Scottish National Gallery
Royal Scottish Academy
The distinguished Greek Doric temple at the corner of The Mound and Princes St, its northern pediment crowned by a seated figure of...
Tucked down a close between the Royal Mile and the Mound you'll find Lady Stair's House (1622), home to this museum that contains...
Museum on the Mound
Housed in the Bank of Scotland's splendid Georgian HQ, this museum is a treasure trove of gold coins, bullion chests, safes, banknotes,...
A snug little howff tucked away down a close, the Judge exudes a cosy 17th-century atmosphere (low, timber-beamed painted ceilings) and...
Scottish Cafe & Restaurant
This appealing modern restaurant (part of the Scottish National Gallery complex) has picture windows providing a view along Princes...
The Mound · interesting places nearby
Scottish National Gallery information
Designed by William Playfair, this imposing classical building with its Ionic porticoes dates from the 1850s. Its octagonal rooms, lit by skylights, have been restored to their original Victorian decor of deep-green carpets and dark-red walls. The gallery houses an important collection of European art from the Renaissance to post-Impressionism, with works by Verrocchio (Leonardo da Vinci's teacher), Tintoretto, Titian, Holbein, Rubens, Van Dyck, Vermeer, El Greco, Poussin, Rembrandt, Gainsborough, Turner, Constable, Monet, Pissarro, Gauguin and Cézanne.
The upstairs galleries house portraits by Sir Joshua Reynolds and Sir Henry Raeburn, and a clutch of Impressionist paintings , including Monet's luminous Haystacks, Van Gogh's demonic Olive Trees and Gauguin's hallucinatory Vision After the Sermon . But the painting that really catches your eye is the gorgeous portrait of Lady Agnew of Lochnaw by John Singer Sargent.
The basement galleries dedicated to Scottish art include glowing portraits by Allan Ramsay and Sir Henry Raeburn, rural scenes by Sir David Wilkie and Impressionistic landscapes by William MacTaggart.

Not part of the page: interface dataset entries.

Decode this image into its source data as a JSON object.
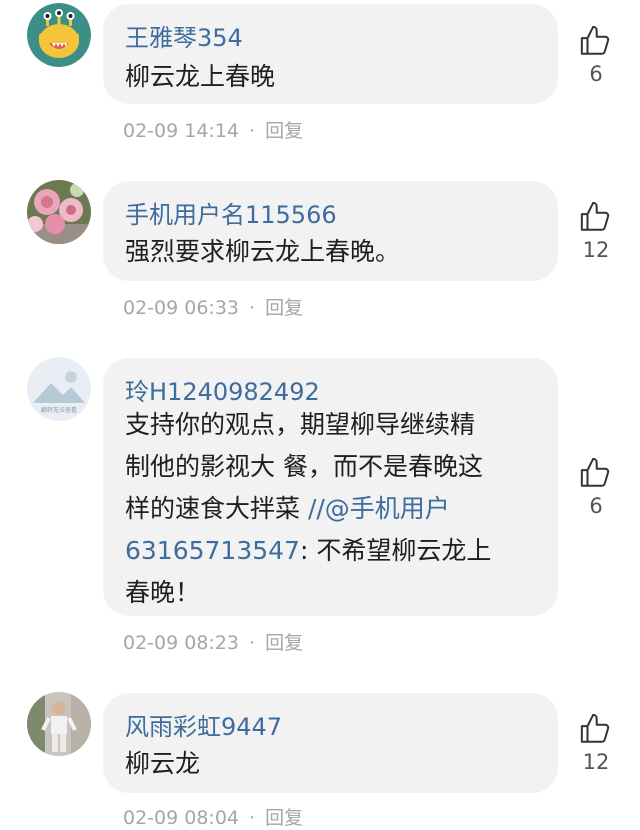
{
  "comments": [
    {
      "username": "王雅琴354",
      "text": "柳云龙上春晚",
      "date": "02-09 14:14",
      "reply_label": "回复",
      "likes": "6",
      "avatar_icon": "yellow-monster-avatar"
    },
    {
      "username": "手机用户名115566",
      "text": "强烈要求柳云龙上春晚。",
      "date": "02-09 06:33",
      "reply_label": "回复",
      "likes": "12",
      "avatar_icon": "pink-flowers-avatar"
    },
    {
      "username": "玲H1240982492",
      "text_lines": [
        "支持你的观点，期望柳导继续精",
        "制他的影视大 餐，而不是春晚这",
        "样的速食大拌菜 "
      ],
      "mention_part1": "//@手机用户",
      "mention_part2": "63165713547",
      "text_after_mention": ": 不希望柳云龙上",
      "text_last_line": "春晚！",
      "date": "02-09 08:23",
      "reply_label": "回复",
      "likes": "6",
      "avatar_icon": "mountain-placeholder-avatar",
      "avatar_caption": "翻转无法查看"
    },
    {
      "username": "风雨彩虹9447",
      "text": "柳云龙",
      "date": "02-09 08:04",
      "reply_label": "回复",
      "likes": "12",
      "avatar_icon": "person-photo-avatar"
    }
  ],
  "meta_separator": "·",
  "colors": {
    "username": "#3e6c9c",
    "bubble": "#f2f2f2",
    "meta": "#a6a6a6"
  }
}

Look out for Raeburn's iconic Reverend Robert Walker Skating on Duddingston Loch, and Sir George Harvey's hugely entertaining A Schule Skailin (A School Emptying) – a stern dominie (teacher) looks on as the boys stampede for the classroom door, one reaching for a confiscated spinning top. Kids will love the fantasy paintings of Sir Joseph Noel Paton in room B5; the incredibly detailed canvases are crammed with hundreds of tiny fairies, goblins and elves.
Each January the gallery exhibits its collection of Turner watercolours , bequeathed by Henry Vaughan in 1900. Room X is graced by Antonio Canova's white marble sculpture, The Three Graces ; it is owned jointly with London's Victoria & Albert Museum.